LONDON (Reuters) - Gold demand fell 15 percent in 2013 as huge outflows from physically backed investment funds outweighed record consumer demand, but that heavy disinvestment is tailing off this year, pointing to a recovery, the World Gold Council said on Tuesday.
Massive liquidation of bullion-backed exchange-traded funds returned 881 tonnes of gold to the market last year, part of a 51 percent slump in investment demand to 773.3 tonnes.
That helped drive gold prices to their biggest annual loss in 32 years, which in turn pushed up consumer buying of the metal. Demand for gold jewellery, coins and bars rose 21 percent to its highest on record, at 3,863.5 tonnes, the WGC said.
With that side of the market expected to hold firm, gold prices could recover this year as selling from ETFs tails off, it added. Already this year, the largest gold ETF, New York’s SPDR Gold Trust, has reported a small inflow.
“You’re seeing a significant change in the behaviour of those ETFs,” the WGC’s managing director for investment, Marcus Grubb, said. “Notwithstanding that the year is yet young, you are certainly going to see a much better year for investment and ETFs than you did last year.”
“The market is getting back to balance. Futures sentiment is improving too, with the increase in net longs back to nearly 10 million ounces,” he said. “Overall, it leads us to think this will be a better year for gold than last year ... we expect to see a positive return this year.”
Overall demand slid to a four-year low last year, at 3,756 tonnes, the WGC said. There was an “unprecedented” flow of gold from Western vaults to Eastern markets, via refiners in North America, Switzerland and Dubai, it added.
China overtook India as the world’s biggest gold consumer, with overall demand of 1,065.8 tonnes, largely driven by a 29 percent rise in Chinese jewellery demand and a 38 percent increase in coin and bar buying.
“We would expect to see Chinese demand to remain very strong at similar levels (to last year), but it’s unlikely to exceed the levels reached last year,” Grubb said.

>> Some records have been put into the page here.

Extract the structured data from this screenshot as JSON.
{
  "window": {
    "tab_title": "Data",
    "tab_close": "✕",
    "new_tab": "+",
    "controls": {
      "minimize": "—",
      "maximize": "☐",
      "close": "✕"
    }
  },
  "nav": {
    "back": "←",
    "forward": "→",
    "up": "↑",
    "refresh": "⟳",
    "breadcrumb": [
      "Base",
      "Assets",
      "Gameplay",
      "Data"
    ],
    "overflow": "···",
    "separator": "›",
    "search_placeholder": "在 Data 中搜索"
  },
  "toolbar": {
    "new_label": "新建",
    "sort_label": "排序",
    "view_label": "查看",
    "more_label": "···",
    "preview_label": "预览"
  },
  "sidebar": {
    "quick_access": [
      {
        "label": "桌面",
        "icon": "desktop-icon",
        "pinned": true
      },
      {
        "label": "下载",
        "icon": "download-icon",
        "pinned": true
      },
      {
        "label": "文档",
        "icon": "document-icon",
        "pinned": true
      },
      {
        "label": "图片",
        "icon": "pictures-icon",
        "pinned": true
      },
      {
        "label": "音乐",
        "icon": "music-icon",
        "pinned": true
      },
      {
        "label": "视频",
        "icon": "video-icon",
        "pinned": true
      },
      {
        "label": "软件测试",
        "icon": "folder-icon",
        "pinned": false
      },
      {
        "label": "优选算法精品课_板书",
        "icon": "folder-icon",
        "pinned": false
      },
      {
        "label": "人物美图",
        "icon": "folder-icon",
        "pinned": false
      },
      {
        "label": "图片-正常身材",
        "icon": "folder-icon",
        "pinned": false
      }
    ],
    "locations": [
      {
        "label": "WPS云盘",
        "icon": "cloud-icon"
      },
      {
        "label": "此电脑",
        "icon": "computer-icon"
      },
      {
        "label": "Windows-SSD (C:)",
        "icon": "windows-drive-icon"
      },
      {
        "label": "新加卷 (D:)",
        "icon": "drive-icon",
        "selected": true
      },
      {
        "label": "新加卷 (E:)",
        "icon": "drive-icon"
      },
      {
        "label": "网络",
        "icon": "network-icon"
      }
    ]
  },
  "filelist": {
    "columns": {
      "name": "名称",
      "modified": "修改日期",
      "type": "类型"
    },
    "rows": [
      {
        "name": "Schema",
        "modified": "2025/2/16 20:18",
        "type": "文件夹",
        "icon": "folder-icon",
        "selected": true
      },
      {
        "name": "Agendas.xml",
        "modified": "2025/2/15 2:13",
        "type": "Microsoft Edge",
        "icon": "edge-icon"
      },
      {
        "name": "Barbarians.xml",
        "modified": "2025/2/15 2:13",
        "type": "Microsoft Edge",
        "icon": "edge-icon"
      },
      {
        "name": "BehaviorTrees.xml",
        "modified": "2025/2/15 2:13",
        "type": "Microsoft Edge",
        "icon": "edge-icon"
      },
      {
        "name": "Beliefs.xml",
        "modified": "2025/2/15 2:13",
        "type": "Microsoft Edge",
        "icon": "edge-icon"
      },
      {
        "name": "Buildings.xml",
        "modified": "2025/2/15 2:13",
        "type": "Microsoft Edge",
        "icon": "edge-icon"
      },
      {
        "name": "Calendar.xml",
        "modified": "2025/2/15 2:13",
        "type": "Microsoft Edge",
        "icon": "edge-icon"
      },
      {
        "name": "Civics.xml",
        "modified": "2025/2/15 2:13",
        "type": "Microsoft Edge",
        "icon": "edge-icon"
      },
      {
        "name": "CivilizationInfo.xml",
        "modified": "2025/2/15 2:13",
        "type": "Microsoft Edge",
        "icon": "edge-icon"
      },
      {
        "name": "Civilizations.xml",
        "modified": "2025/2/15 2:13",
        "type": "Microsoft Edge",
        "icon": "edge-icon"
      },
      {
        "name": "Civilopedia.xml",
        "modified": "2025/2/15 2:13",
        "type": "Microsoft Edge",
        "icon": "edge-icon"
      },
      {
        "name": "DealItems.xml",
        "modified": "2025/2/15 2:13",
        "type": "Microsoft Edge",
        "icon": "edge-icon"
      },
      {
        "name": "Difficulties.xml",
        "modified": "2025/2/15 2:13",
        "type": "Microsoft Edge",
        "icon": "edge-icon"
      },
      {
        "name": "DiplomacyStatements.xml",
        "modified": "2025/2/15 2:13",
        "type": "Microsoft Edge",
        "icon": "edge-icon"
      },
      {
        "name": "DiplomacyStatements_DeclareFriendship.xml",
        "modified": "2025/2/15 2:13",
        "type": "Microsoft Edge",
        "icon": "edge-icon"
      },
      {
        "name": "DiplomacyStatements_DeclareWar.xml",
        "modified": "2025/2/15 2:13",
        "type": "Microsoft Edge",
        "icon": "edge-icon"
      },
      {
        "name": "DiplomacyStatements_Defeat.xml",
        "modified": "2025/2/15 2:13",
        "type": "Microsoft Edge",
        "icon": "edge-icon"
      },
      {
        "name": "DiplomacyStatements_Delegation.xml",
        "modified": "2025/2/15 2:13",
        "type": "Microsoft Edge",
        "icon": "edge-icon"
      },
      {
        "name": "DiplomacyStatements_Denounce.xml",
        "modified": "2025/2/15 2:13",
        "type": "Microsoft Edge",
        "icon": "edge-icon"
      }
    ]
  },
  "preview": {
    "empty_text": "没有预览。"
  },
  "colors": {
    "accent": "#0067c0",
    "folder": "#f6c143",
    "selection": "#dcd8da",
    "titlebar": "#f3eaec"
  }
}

He said the difference between the amount of gold going into China and measured demand suggested that a lot of metal remained in the inventory chain, ready to meet demand.
China bucked the trend in developing markets for lower scrap supply - which fell 14 percent globally to 1,371.4 tonnes, its lowest since 2008 - to show an increase in recycled gold returning to the market.
“The surge in demand (in China) seen in 2013, with consumers making opportunistic purchases at lower prices, does increase the prospect of a resurgence in recycling should prices rebound with any conviction,” the WGC said in the report.
Global gold jewellery demand rose to a five-year high of 2,209.5 tonnes, the largest volume increase since 1997, the WGC said. Indian jewellery demand also rose 11 percent to 612.7 tonnes, while buying in the United States rose for the first time since 2001, to 122.8 tonnes.
Demand for smaller gold investment products like coins and bars also rose 38 percent in China and 16 percent in India last year, with buying also rising sharply in Thailand, South Korea, and the Middle East, particularly Egypt. Turkish coin and bar demand more than doubled to 102 tonnes.
Central bank buying fell to its lowest in three years, down by nearly a third to 368.6 tonnes. This was driven in part by the last year’s price volatility, Grubb said.
“Effectively one of the reasons the slowdown happened was the increased volatility of the gold price, which is certainly looking better this year so far,” he said. “That did affect these longer term programmes last year.”
“Overall we still think you’ll see a strong year for central banks (in 2014), probably similar to last year.”
On the supply side of the market, mine supply rose again by around 5 percent to 1,968.5 tonnes, a record high.
Reporting by Jan Harvey, editing by David Evans